**Task**
When you copy the entries, match them exactly and omit the pictures.

**Data supplied**
>>>>>
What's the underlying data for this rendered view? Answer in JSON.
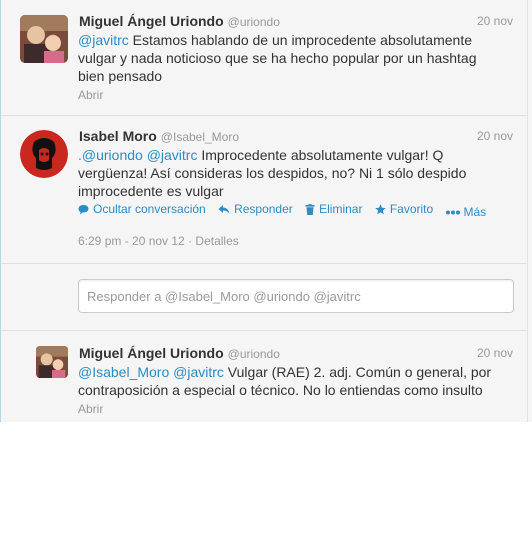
{
  "tweets": [
    {
      "name": "Miguel Ángel Uriondo",
      "handle": "@uriondo",
      "date": "20 nov",
      "mentions": [
        "@javitrc"
      ],
      "body": " Estamos hablando de un improcedente absolutamente vulgar y nada noticioso que se ha hecho popular por un hashtag bien pensado",
      "open_label": "Abrir"
    },
    {
      "name": "Isabel Moro",
      "handle": "@Isabel_Moro",
      "date": "20 nov",
      "mentions_text": ".@uriondo @javitrc",
      "body": " Improcedente absolutamente vulgar! Q vergüenza! Así consideras los despidos, no? Ni 1 sólo despido improcedente es vulgar",
      "actions": {
        "hide_conversation": "Ocultar conversación",
        "reply": "Responder",
        "delete": "Eliminar",
        "favorite": "Favorito",
        "more": "Más"
      },
      "timestamp": "6:29 pm - 20 nov 12",
      "separator": " · ",
      "details": "Detalles"
    },
    {
      "name": "Miguel Ángel Uriondo",
      "handle": "@uriondo",
      "date": "20 nov",
      "mentions_text": "@Isabel_Moro @javitrc",
      "body": " Vulgar (RAE) 2. adj. Común o general, por contraposición a especial o técnico. No lo entiendas como insulto",
      "open_label": "Abrir"
    }
  ],
  "reply_box": {
    "placeholder": "Responder a @Isabel_Moro @uriondo @javitrc"
  },
  "colors": {
    "link": "#2c8cc4",
    "muted": "#999999",
    "text": "#333333",
    "background": "#f5f5f5"
  },
  "icons": [
    "speech-bubble-icon",
    "reply-arrow-icon",
    "trash-icon",
    "star-icon",
    "more-dots-icon"
  ]
}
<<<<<
**Completed exercise**
What's the underlying data for this rendered view? Answer in JSON.
{
  "tweets": [
    {
      "name": "Miguel Ángel Uriondo",
      "handle": "@uriondo",
      "date": "20 nov",
      "mentions": [
        "@javitrc"
      ],
      "body": " Estamos hablando de un improcedente absolutamente vulgar y nada noticioso que se ha hecho popular por un hashtag bien pensado",
      "open_label": "Abrir"
    },
    {
      "name": "Isabel Moro",
      "handle": "@Isabel_Moro",
      "date": "20 nov",
      "mentions_text": ".@uriondo @javitrc",
      "body": " Improcedente absolutamente vulgar! Q vergüenza! Así consideras los despidos, no? Ni 1 sólo despido improcedente es vulgar",
      "actions": {
        "hide_conversation": "Ocultar conversación",
        "reply": "Responder",
        "delete": "Eliminar",
        "favorite": "Favorito",
        "more": "Más"
      },
      "timestamp": "6:29 pm - 20 nov 12",
      "separator": " · ",
      "details": "Detalles"
    },
    {
      "name": "Miguel Ángel Uriondo",
      "handle": "@uriondo",
      "date": "20 nov",
      "mentions_text": "@Isabel_Moro @javitrc",
      "body": " Vulgar (RAE) 2. adj. Común o general, por contraposición a especial o técnico. No lo entiendas como insulto",
      "open_label": "Abrir"
    }
  ],
  "reply_box": {
    "placeholder": "Responder a @Isabel_Moro @uriondo @javitrc"
  },
  "colors": {
    "link": "#2c8cc4",
    "muted": "#999999",
    "text": "#333333",
    "background": "#f5f5f5"
  },
  "icons": [
    "speech-bubble-icon",
    "reply-arrow-icon",
    "trash-icon",
    "star-icon",
    "more-dots-icon"
  ]
}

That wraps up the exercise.